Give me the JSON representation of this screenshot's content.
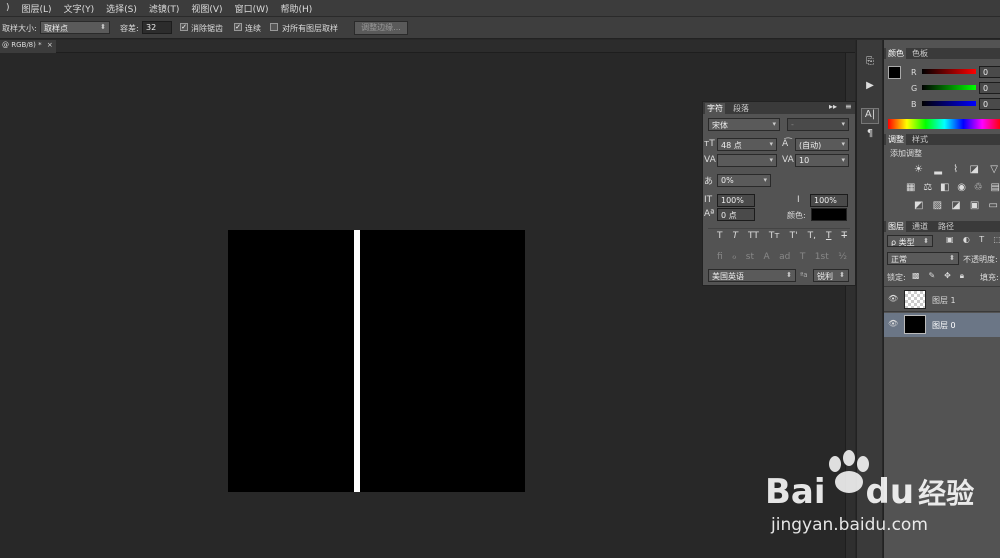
{
  "menu": [
    ")",
    "图层(L)",
    "文字(Y)",
    "选择(S)",
    "滤镜(T)",
    "视图(V)",
    "窗口(W)",
    "帮助(H)"
  ],
  "options": {
    "sample_size_label": "取样大小:",
    "sample_size_value": "取样点",
    "tolerance_label": "容差:",
    "tolerance_value": "32",
    "antialias_label": "消除锯齿",
    "contiguous_label": "连续",
    "all_layers_label": "对所有图层取样",
    "refine_edge_button": "调整边缘..."
  },
  "document_tab": {
    "title": "@ RGB/8) *",
    "close": "×"
  },
  "side_dock_icons": [
    "history-icon",
    "actions-icon",
    "character-icon",
    "paragraph-icon"
  ],
  "character_panel": {
    "tabs": [
      "字符",
      "段落"
    ],
    "font_family": "宋体",
    "font_style": "-",
    "font_size": "48 点",
    "leading": "(自动)",
    "kerning": "",
    "tracking": "10",
    "scale_percent": "0%",
    "vertical_scale": "100%",
    "horizontal_scale": "100%",
    "baseline_shift": "0 点",
    "color_label": "颜色:",
    "color_value": "#000000",
    "style_buttons": [
      "T",
      "T",
      "TT",
      "Tт",
      "T'",
      "T,",
      "T",
      "T"
    ],
    "opentype_buttons": [
      "fi",
      "ℴ",
      "st",
      "A",
      "ad",
      "T",
      "1st",
      "½"
    ],
    "language": "美国英语",
    "aa_label": "a",
    "antialias": "锐利"
  },
  "color_panel": {
    "tabs": [
      "颜色",
      "色板"
    ],
    "channels": [
      {
        "label": "R",
        "value": "0"
      },
      {
        "label": "G",
        "value": "0"
      },
      {
        "label": "B",
        "value": "0"
      }
    ]
  },
  "adjustments_panel": {
    "tabs": [
      "调整",
      "样式"
    ],
    "title": "添加调整"
  },
  "layers_panel": {
    "tabs": [
      "图层",
      "通道",
      "路径"
    ],
    "filter_kind": "ρ 类型",
    "blend_mode": "正常",
    "opacity_label": "不透明度:",
    "lock_label": "锁定:",
    "fill_label": "填充:",
    "layers": [
      {
        "name": "图层 1",
        "selected": false
      },
      {
        "name": "图层 0",
        "selected": true
      }
    ]
  },
  "watermark": {
    "brand": "Bai",
    "brand2": "du",
    "suffix": "经验",
    "url": "jingyan.baidu.com"
  }
}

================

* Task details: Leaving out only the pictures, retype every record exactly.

* Expected output:
Give me the JSON representation of this screenshot's content.
{
  "menu": [
    ")",
    "图层(L)",
    "文字(Y)",
    "选择(S)",
    "滤镜(T)",
    "视图(V)",
    "窗口(W)",
    "帮助(H)"
  ],
  "options": {
    "sample_size_label": "取样大小:",
    "sample_size_value": "取样点",
    "tolerance_label": "容差:",
    "tolerance_value": "32",
    "antialias_label": "消除锯齿",
    "contiguous_label": "连续",
    "all_layers_label": "对所有图层取样",
    "refine_edge_button": "调整边缘..."
  },
  "document_tab": {
    "title": "@ RGB/8) *",
    "close": "×"
  },
  "side_dock_icons": [
    "history-icon",
    "actions-icon",
    "character-icon",
    "paragraph-icon"
  ],
  "character_panel": {
    "tabs": [
      "字符",
      "段落"
    ],
    "font_family": "宋体",
    "font_style": "-",
    "font_size": "48 点",
    "leading": "(自动)",
    "kerning": "",
    "tracking": "10",
    "scale_percent": "0%",
    "vertical_scale": "100%",
    "horizontal_scale": "100%",
    "baseline_shift": "0 点",
    "color_label": "颜色:",
    "color_value": "#000000",
    "style_buttons": [
      "T",
      "T",
      "TT",
      "Tт",
      "T'",
      "T,",
      "T",
      "T"
    ],
    "opentype_buttons": [
      "fi",
      "ℴ",
      "st",
      "A",
      "ad",
      "T",
      "1st",
      "½"
    ],
    "language": "美国英语",
    "aa_label": "a",
    "antialias": "锐利"
  },
  "color_panel": {
    "tabs": [
      "颜色",
      "色板"
    ],
    "channels": [
      {
        "label": "R",
        "value": "0"
      },
      {
        "label": "G",
        "value": "0"
      },
      {
        "label": "B",
        "value": "0"
      }
    ]
  },
  "adjustments_panel": {
    "tabs": [
      "调整",
      "样式"
    ],
    "title": "添加调整"
  },
  "layers_panel": {
    "tabs": [
      "图层",
      "通道",
      "路径"
    ],
    "filter_kind": "ρ 类型",
    "blend_mode": "正常",
    "opacity_label": "不透明度:",
    "lock_label": "锁定:",
    "fill_label": "填充:",
    "layers": [
      {
        "name": "图层 1",
        "selected": false
      },
      {
        "name": "图层 0",
        "selected": true
      }
    ]
  },
  "watermark": {
    "brand": "Bai",
    "brand2": "du",
    "suffix": "经验",
    "url": "jingyan.baidu.com"
  }
}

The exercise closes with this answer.